Bear with me – the following may not seem like it has much to do with wooden boats, however… Many of you will be familiar with the phrase “Computer cut kit” or “Laser cut kit”. This evokes images of accuracy, precision, complexity, speed, efficiency – at a price. It is a technology that has often fascinated me with its potential to create complex forms quickly and efficiently. Unfortunately, such advanced technology came at a high price ($50K +), putting it out of reach of all but the commercial operators putting through the volume to pay for it, and perhaps the very well heeled enthusiast. I continued to toy with the idea, thinking “Surely there must be some clever fella out there who has managed to make this stuff cheaply?”. Through the magic of the electric-inter-web, I discovered that this hypothesis was true! What an amazing thing the electric-inter-web is – it seems there is no end to the amount of information available and the willingness of people to freely share their thoughts and ideas (where do they get the time!).

CNC showcases the work of Patrick Hood-Daniel, an energetic and obviously bright chap who was fascinated by Computer Numerical Control (CNC) systems. He, like me, thought “there must be a way…”. He has quite literally managed to apply the IKEA principle of furniture construction to produce a range of CNC machines that the enthusiast can put together themselves at a reasonable price. Using cheap MDF, IKEA-type fasteners and other hardware store bits and pieces, off-the-shelf electronic components – stepper motors, controllers, power supply, a standard wood router, and a cheap PC with some great cheap software, he assembled his prototype.

CNC routerHe started with a small system for cutting 2' x 1' sheets of plywood or MDF, and also producing electronic circuit boards (I think electronics is his professional background). In a spooky sci-fi sort of way, this prototype machine enabled him to make the next, bigger and better machine, and so on. It had a life of its own! Well, almost.

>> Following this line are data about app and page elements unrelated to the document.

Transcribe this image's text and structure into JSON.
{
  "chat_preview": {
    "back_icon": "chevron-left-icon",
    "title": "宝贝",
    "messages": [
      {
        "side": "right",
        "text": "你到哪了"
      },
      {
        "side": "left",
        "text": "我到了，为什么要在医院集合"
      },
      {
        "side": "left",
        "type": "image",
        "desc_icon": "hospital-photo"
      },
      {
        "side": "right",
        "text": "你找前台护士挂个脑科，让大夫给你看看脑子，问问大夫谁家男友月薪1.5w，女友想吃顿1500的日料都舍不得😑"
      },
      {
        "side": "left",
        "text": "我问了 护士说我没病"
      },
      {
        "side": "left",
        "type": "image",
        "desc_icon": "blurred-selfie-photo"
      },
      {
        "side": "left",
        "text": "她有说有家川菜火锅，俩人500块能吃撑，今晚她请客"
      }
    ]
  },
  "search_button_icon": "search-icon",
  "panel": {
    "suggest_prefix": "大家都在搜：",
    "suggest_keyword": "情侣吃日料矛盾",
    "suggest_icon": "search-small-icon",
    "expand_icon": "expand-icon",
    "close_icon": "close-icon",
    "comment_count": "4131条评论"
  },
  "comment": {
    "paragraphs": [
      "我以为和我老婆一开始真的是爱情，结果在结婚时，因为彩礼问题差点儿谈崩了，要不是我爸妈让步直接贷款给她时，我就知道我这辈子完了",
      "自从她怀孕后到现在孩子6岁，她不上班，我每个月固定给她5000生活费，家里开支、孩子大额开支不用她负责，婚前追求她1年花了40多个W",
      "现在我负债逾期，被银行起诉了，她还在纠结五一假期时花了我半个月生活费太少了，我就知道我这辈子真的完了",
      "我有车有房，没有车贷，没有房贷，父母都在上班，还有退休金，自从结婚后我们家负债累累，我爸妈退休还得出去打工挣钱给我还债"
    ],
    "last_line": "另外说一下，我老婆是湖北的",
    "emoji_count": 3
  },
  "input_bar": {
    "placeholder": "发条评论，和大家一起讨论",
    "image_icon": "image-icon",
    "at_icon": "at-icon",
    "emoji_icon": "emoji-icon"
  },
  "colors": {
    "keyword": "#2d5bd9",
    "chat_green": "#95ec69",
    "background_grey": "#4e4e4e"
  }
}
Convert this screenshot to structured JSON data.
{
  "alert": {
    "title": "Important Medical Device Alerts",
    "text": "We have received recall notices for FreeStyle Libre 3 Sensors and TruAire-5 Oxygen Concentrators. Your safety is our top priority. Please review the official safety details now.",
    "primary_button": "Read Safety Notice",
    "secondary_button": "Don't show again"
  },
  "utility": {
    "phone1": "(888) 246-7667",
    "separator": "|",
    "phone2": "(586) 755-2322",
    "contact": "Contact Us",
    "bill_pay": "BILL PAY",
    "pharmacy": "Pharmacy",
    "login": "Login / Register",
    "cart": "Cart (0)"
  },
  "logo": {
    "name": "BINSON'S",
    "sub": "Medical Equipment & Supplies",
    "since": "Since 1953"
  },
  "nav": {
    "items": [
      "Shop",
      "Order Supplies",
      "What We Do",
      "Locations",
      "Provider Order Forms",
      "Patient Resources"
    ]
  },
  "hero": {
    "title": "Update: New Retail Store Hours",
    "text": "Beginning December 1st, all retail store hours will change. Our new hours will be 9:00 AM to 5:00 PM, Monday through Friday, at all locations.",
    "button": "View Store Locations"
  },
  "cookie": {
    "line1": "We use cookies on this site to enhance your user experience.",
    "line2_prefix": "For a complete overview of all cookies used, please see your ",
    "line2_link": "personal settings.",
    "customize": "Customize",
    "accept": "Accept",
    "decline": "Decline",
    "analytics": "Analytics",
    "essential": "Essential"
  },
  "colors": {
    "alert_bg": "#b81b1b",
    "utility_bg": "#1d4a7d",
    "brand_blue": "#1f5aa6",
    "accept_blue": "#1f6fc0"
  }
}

He now has a range of machine sizes that both look good and do the business. Better still, the machines are now constructed from high-quality marine grade plywood – a testament to the versatility of wood (don't we love the stuff).

I couldn't help myself: With a low up-front cost for a low-volume machine, I could see the potential for cutting some of the simpler stitch-and-glue kits we sell the plans for – the Michael Storer "Eureka" canoe, and the Boat Craft Pacific "Joey" pram dinghy came immediately to mind. I felt that it was also a great opportunity to showcase the versatility of wood, especially plywood which is an efficient use of a valuable resource. This machine brings together wood, electronics, mechanical components and brains to produce a tool that will enable people to imaginatively produce more wonderful boats. I can't help but reflect that this might just be a reflection of how busy our lives are – make more, faster, cheaper. Ah well, we are creatures of our time, even as wooden boat builders and sailors, whether "traditional" or "modern".

CNC routerOne thing leads to another, and I have permission to cut the John Wellsford designed SCAMP sailing dinghy and also his Navigator 14' day sailer. There is still a lot of work to do to transfer these designs into the electronic format that the CNC machine uses, but that will happen over the next few months. Other designs are in the pipe-line. My hope is that having the ability to produce kits locally and reasonably economically will enable Build Wooden Boats to continue to work to our motto: Everything you need to… Build Wooden Boats.

Please feel free to get in touch to have a chat or drop around to have a look. We really enjoy being able to welcome people into the workshop to see what we're doing and share their interest and enthusiasm for building wooden boats.

Hope to see you there sometime soon.